►

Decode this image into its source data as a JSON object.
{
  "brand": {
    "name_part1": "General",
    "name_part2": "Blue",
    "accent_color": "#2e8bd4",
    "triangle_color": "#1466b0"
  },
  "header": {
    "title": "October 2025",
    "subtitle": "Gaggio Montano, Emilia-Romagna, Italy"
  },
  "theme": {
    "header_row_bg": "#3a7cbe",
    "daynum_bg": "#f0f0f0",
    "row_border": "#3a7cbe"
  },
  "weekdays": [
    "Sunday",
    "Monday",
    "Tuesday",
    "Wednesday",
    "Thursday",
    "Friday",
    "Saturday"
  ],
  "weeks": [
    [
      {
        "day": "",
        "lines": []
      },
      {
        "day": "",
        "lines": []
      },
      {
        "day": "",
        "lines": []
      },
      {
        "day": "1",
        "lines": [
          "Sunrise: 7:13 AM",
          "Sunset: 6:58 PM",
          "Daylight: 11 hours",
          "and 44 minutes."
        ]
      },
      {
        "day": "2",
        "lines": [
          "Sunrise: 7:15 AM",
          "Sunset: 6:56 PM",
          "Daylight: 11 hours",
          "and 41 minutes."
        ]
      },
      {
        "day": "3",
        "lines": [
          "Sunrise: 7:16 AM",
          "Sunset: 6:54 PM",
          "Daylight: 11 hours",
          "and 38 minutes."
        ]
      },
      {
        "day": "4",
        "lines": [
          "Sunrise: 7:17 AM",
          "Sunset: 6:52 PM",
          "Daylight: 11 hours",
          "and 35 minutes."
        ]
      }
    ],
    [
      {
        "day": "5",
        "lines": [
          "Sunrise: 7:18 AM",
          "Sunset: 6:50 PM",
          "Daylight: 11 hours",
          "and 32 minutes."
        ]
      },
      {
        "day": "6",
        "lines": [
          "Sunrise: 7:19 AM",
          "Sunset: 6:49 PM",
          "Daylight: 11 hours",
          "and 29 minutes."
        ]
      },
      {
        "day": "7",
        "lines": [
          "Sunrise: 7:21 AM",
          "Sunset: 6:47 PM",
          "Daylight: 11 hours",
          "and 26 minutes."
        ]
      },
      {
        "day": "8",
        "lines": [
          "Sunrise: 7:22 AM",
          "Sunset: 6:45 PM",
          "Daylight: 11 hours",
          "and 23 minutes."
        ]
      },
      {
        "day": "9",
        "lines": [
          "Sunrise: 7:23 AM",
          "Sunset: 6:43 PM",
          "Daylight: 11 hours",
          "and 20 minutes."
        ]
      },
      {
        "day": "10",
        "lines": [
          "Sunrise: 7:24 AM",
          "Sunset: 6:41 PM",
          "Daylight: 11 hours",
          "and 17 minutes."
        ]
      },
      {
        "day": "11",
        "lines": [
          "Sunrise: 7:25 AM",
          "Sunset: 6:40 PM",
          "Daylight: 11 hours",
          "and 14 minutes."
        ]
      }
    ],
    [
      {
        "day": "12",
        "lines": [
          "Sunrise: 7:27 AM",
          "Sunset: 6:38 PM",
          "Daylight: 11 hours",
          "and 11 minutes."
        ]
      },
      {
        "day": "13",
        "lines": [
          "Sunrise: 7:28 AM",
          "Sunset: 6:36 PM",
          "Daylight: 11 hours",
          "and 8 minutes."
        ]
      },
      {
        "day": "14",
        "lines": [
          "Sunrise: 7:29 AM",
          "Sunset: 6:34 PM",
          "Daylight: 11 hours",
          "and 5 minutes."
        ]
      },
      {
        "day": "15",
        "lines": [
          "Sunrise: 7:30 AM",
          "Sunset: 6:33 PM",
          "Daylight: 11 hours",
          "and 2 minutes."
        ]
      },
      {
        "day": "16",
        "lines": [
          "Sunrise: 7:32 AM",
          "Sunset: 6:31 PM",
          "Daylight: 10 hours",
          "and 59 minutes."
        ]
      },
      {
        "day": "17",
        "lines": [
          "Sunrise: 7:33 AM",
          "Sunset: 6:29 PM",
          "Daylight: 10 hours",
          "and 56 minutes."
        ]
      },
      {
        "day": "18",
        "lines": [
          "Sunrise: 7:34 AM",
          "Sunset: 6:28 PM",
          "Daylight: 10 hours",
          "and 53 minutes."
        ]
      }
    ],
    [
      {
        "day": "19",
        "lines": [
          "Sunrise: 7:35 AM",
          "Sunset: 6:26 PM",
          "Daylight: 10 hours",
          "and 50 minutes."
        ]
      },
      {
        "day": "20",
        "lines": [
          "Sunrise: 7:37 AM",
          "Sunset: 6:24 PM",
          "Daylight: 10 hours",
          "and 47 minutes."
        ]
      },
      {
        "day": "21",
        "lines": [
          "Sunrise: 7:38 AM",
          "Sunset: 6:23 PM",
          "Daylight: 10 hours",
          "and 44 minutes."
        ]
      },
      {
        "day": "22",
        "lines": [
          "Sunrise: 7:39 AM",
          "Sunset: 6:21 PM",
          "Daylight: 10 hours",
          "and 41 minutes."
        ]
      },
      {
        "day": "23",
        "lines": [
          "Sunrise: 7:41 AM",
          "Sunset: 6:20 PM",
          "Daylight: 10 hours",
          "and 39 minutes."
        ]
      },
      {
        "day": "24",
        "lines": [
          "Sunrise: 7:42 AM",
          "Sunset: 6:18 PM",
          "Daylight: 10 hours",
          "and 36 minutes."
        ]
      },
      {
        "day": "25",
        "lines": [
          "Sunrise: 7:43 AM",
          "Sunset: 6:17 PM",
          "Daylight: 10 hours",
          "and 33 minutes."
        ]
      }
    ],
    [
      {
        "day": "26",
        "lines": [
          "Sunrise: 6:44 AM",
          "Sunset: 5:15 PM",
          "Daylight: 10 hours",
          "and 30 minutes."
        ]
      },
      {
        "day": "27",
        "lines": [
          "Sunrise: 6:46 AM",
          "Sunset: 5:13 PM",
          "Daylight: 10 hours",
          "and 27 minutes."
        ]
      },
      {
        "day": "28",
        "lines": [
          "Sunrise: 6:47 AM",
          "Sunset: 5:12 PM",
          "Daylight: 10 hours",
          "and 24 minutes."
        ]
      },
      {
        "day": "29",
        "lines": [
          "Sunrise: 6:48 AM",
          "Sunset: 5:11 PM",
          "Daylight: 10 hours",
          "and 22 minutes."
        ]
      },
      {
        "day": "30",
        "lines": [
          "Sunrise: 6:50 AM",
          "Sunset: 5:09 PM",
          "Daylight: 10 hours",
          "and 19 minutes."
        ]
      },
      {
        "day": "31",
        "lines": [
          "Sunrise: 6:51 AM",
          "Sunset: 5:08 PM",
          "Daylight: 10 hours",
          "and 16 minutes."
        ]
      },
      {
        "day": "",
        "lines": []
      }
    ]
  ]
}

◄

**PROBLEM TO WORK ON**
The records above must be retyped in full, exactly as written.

**SOLUTION**
Decode this image into its source data as a JSON object.
{
  "brand": {
    "name_part1": "General",
    "name_part2": "Blue",
    "accent_color": "#2e8bd4",
    "triangle_color": "#1466b0"
  },
  "header": {
    "title": "October 2025",
    "subtitle": "Gaggio Montano, Emilia-Romagna, Italy"
  },
  "theme": {
    "header_row_bg": "#3a7cbe",
    "daynum_bg": "#f0f0f0",
    "row_border": "#3a7cbe"
  },
  "weekdays": [
    "Sunday",
    "Monday",
    "Tuesday",
    "Wednesday",
    "Thursday",
    "Friday",
    "Saturday"
  ],
  "weeks": [
    [
      {
        "day": "",
        "lines": []
      },
      {
        "day": "",
        "lines": []
      },
      {
        "day": "",
        "lines": []
      },
      {
        "day": "1",
        "lines": [
          "Sunrise: 7:13 AM",
          "Sunset: 6:58 PM",
          "Daylight: 11 hours",
          "and 44 minutes."
        ]
      },
      {
        "day": "2",
        "lines": [
          "Sunrise: 7:15 AM",
          "Sunset: 6:56 PM",
          "Daylight: 11 hours",
          "and 41 minutes."
        ]
      },
      {
        "day": "3",
        "lines": [
          "Sunrise: 7:16 AM",
          "Sunset: 6:54 PM",
          "Daylight: 11 hours",
          "and 38 minutes."
        ]
      },
      {
        "day": "4",
        "lines": [
          "Sunrise: 7:17 AM",
          "Sunset: 6:52 PM",
          "Daylight: 11 hours",
          "and 35 minutes."
        ]
      }
    ],
    [
      {
        "day": "5",
        "lines": [
          "Sunrise: 7:18 AM",
          "Sunset: 6:50 PM",
          "Daylight: 11 hours",
          "and 32 minutes."
        ]
      },
      {
        "day": "6",
        "lines": [
          "Sunrise: 7:19 AM",
          "Sunset: 6:49 PM",
          "Daylight: 11 hours",
          "and 29 minutes."
        ]
      },
      {
        "day": "7",
        "lines": [
          "Sunrise: 7:21 AM",
          "Sunset: 6:47 PM",
          "Daylight: 11 hours",
          "and 26 minutes."
        ]
      },
      {
        "day": "8",
        "lines": [
          "Sunrise: 7:22 AM",
          "Sunset: 6:45 PM",
          "Daylight: 11 hours",
          "and 23 minutes."
        ]
      },
      {
        "day": "9",
        "lines": [
          "Sunrise: 7:23 AM",
          "Sunset: 6:43 PM",
          "Daylight: 11 hours",
          "and 20 minutes."
        ]
      },
      {
        "day": "10",
        "lines": [
          "Sunrise: 7:24 AM",
          "Sunset: 6:41 PM",
          "Daylight: 11 hours",
          "and 17 minutes."
        ]
      },
      {
        "day": "11",
        "lines": [
          "Sunrise: 7:25 AM",
          "Sunset: 6:40 PM",
          "Daylight: 11 hours",
          "and 14 minutes."
        ]
      }
    ],
    [
      {
        "day": "12",
        "lines": [
          "Sunrise: 7:27 AM",
          "Sunset: 6:38 PM",
          "Daylight: 11 hours",
          "and 11 minutes."
        ]
      },
      {
        "day": "13",
        "lines": [
          "Sunrise: 7:28 AM",
          "Sunset: 6:36 PM",
          "Daylight: 11 hours",
          "and 8 minutes."
        ]
      },
      {
        "day": "14",
        "lines": [
          "Sunrise: 7:29 AM",
          "Sunset: 6:34 PM",
          "Daylight: 11 hours",
          "and 5 minutes."
        ]
      },
      {
        "day": "15",
        "lines": [
          "Sunrise: 7:30 AM",
          "Sunset: 6:33 PM",
          "Daylight: 11 hours",
          "and 2 minutes."
        ]
      },
      {
        "day": "16",
        "lines": [
          "Sunrise: 7:32 AM",
          "Sunset: 6:31 PM",
          "Daylight: 10 hours",
          "and 59 minutes."
        ]
      },
      {
        "day": "17",
        "lines": [
          "Sunrise: 7:33 AM",
          "Sunset: 6:29 PM",
          "Daylight: 10 hours",
          "and 56 minutes."
        ]
      },
      {
        "day": "18",
        "lines": [
          "Sunrise: 7:34 AM",
          "Sunset: 6:28 PM",
          "Daylight: 10 hours",
          "and 53 minutes."
        ]
      }
    ],
    [
      {
        "day": "19",
        "lines": [
          "Sunrise: 7:35 AM",
          "Sunset: 6:26 PM",
          "Daylight: 10 hours",
          "and 50 minutes."
        ]
      },
      {
        "day": "20",
        "lines": [
          "Sunrise: 7:37 AM",
          "Sunset: 6:24 PM",
          "Daylight: 10 hours",
          "and 47 minutes."
        ]
      },
      {
        "day": "21",
        "lines": [
          "Sunrise: 7:38 AM",
          "Sunset: 6:23 PM",
          "Daylight: 10 hours",
          "and 44 minutes."
        ]
      },
      {
        "day": "22",
        "lines": [
          "Sunrise: 7:39 AM",
          "Sunset: 6:21 PM",
          "Daylight: 10 hours",
          "and 41 minutes."
        ]
      },
      {
        "day": "23",
        "lines": [
          "Sunrise: 7:41 AM",
          "Sunset: 6:20 PM",
          "Daylight: 10 hours",
          "and 39 minutes."
        ]
      },
      {
        "day": "24",
        "lines": [
          "Sunrise: 7:42 AM",
          "Sunset: 6:18 PM",
          "Daylight: 10 hours",
          "and 36 minutes."
        ]
      },
      {
        "day": "25",
        "lines": [
          "Sunrise: 7:43 AM",
          "Sunset: 6:17 PM",
          "Daylight: 10 hours",
          "and 33 minutes."
        ]
      }
    ],
    [
      {
        "day": "26",
        "lines": [
          "Sunrise: 6:44 AM",
          "Sunset: 5:15 PM",
          "Daylight: 10 hours",
          "and 30 minutes."
        ]
      },
      {
        "day": "27",
        "lines": [
          "Sunrise: 6:46 AM",
          "Sunset: 5:13 PM",
          "Daylight: 10 hours",
          "and 27 minutes."
        ]
      },
      {
        "day": "28",
        "lines": [
          "Sunrise: 6:47 AM",
          "Sunset: 5:12 PM",
          "Daylight: 10 hours",
          "and 24 minutes."
        ]
      },
      {
        "day": "29",
        "lines": [
          "Sunrise: 6:48 AM",
          "Sunset: 5:11 PM",
          "Daylight: 10 hours",
          "and 22 minutes."
        ]
      },
      {
        "day": "30",
        "lines": [
          "Sunrise: 6:50 AM",
          "Sunset: 5:09 PM",
          "Daylight: 10 hours",
          "and 19 minutes."
        ]
      },
      {
        "day": "31",
        "lines": [
          "Sunrise: 6:51 AM",
          "Sunset: 5:08 PM",
          "Daylight: 10 hours",
          "and 16 minutes."
        ]
      },
      {
        "day": "",
        "lines": []
      }
    ]
  ]
}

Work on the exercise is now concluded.